Mannering arrived a little too late.  Eliza Doze had been attacked and was on her way to the hospital.  Her granddaughter gave him permission to view the paintings, which were in the attic.  Also in the attic was a man with a heavy stick who used it on Mannering.  While Mannering lay dazed, the man tossed down a number of rolled-up canvases.  As he tried to get away, Mannering tripped him, knocking him unconscious.  Mannering tied the paintings together and tied up his attacker, whose name accoring to his license, was Harry Anstiss.  Once outside, there was a huge explosion and the Doze cottage went up in flames.  As the house was burning, a young woman rode up on a horse.  She was Joanna Cunliffe, the younger daughter of the Colonel.  She invited the granddaughter to stay at Nether Manor.  Whe she found that Mannering had captured Anstiss, Joanna became nervous, begging Mannering to let the man go and she would give him a full explation later.  Mannering did and recieved an invittion to stay at the manor.

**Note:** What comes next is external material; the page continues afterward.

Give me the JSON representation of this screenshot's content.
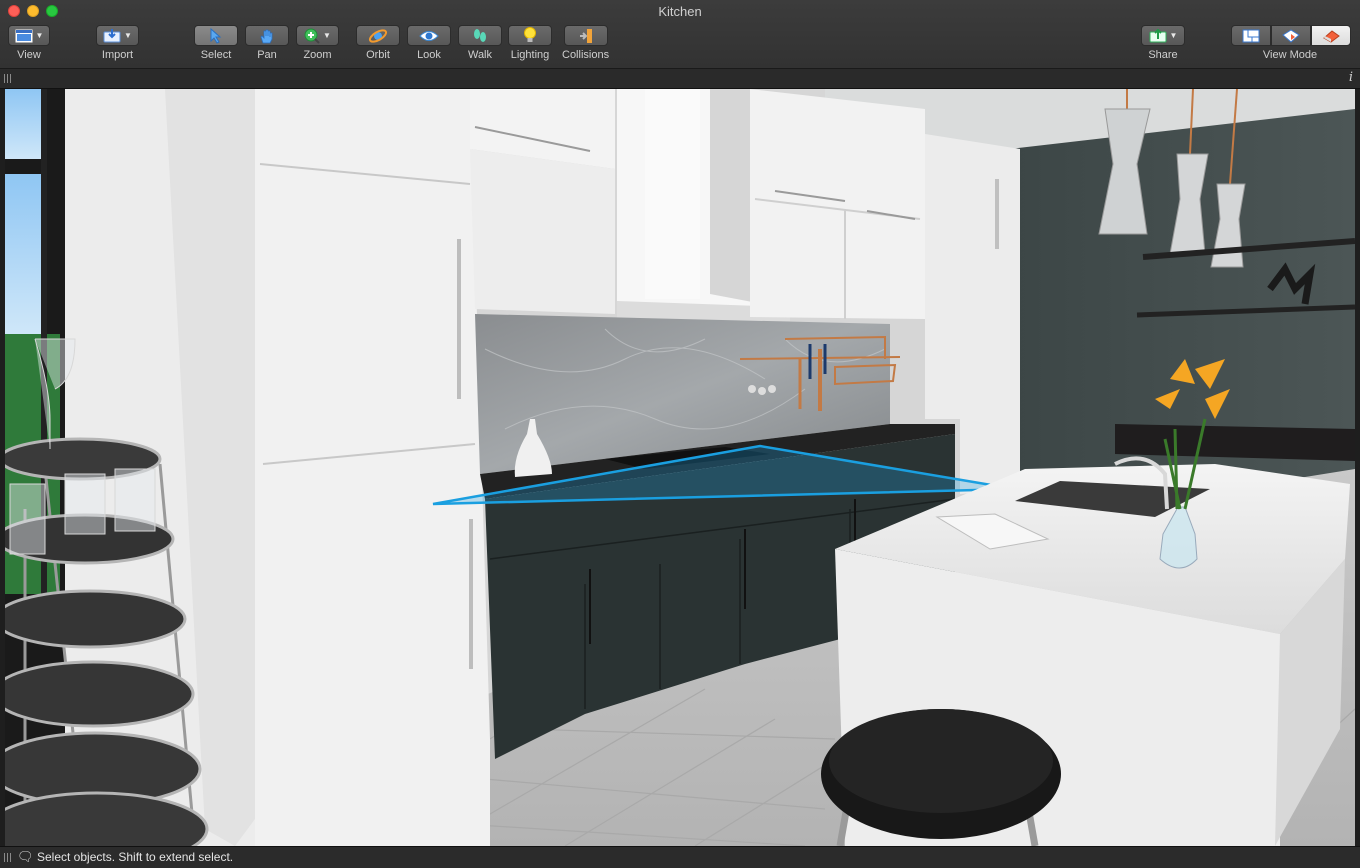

The explanation never came but Mannering learned that Anstiss was employed as a servant to the Manor.  It turned out that the Colonel was a collector of fine paintings and that the paintings had recently been stolen and replaced by copies.  Then Mannering was attacked by Anstiss and a man named Lobb (who later turns out to be a criminal and the borther-in-law of Jenkins/Fenks).  And Joanna was poisoned with morphine and is now in a coma.  Did I mention that Joanna is being blackmailed for some reason and is desperate for money?  Or that Joanna had been doing her own paintings over the the copies that had replaced the stolen paintings?  Or that someone tried to torch Joanna's studio?  Or that Jenkins/Fenks and his wife were also dosed with morphine?  Or that Mannering was run off the road in an effort to kill him?  Or that Mannering found Ansliss's body at the home of the Colonel's sister, along with of the stolen copies, just before that house burned to the ground after an explosion?

It's up to Mannering to follow the clues and ignore the false leads as he tries to unscramble an unsavory Whacka Mole game of missing paintings and missing copies.  That is, if he can live long enough.

This is probably the third or fourth Baron novel by Creasey that I've read.  Like the others, this one is fast-paced puzzler that gives the reader pleasure for a few hours, making it something far beyond a time-waster.  I would place the Baron books just below the author's books featuring Inspector Roger West and Superintendent George Gideon, probably on the same tier as his books about The Toff.  I have stated before that Creasey's books can be addictive and are certainly worthwhile checking out.


  1. My God! How prolific was Creasy! And yet how many read him today? Strange how these writers just fade away.

  2. I went through a John Creasey binge in the 1970s. I think I read about 50 of his books. Now, I binge in smaller numbers of books. I have a dozen Baron novels and another dozen Toff novels. Sometime during this Pandemic, I'll pull a Jerry House and read them all.

    1. When you pull a Jerry House, George, I bet the crowds will cheer and the women will weep. Just sayin'.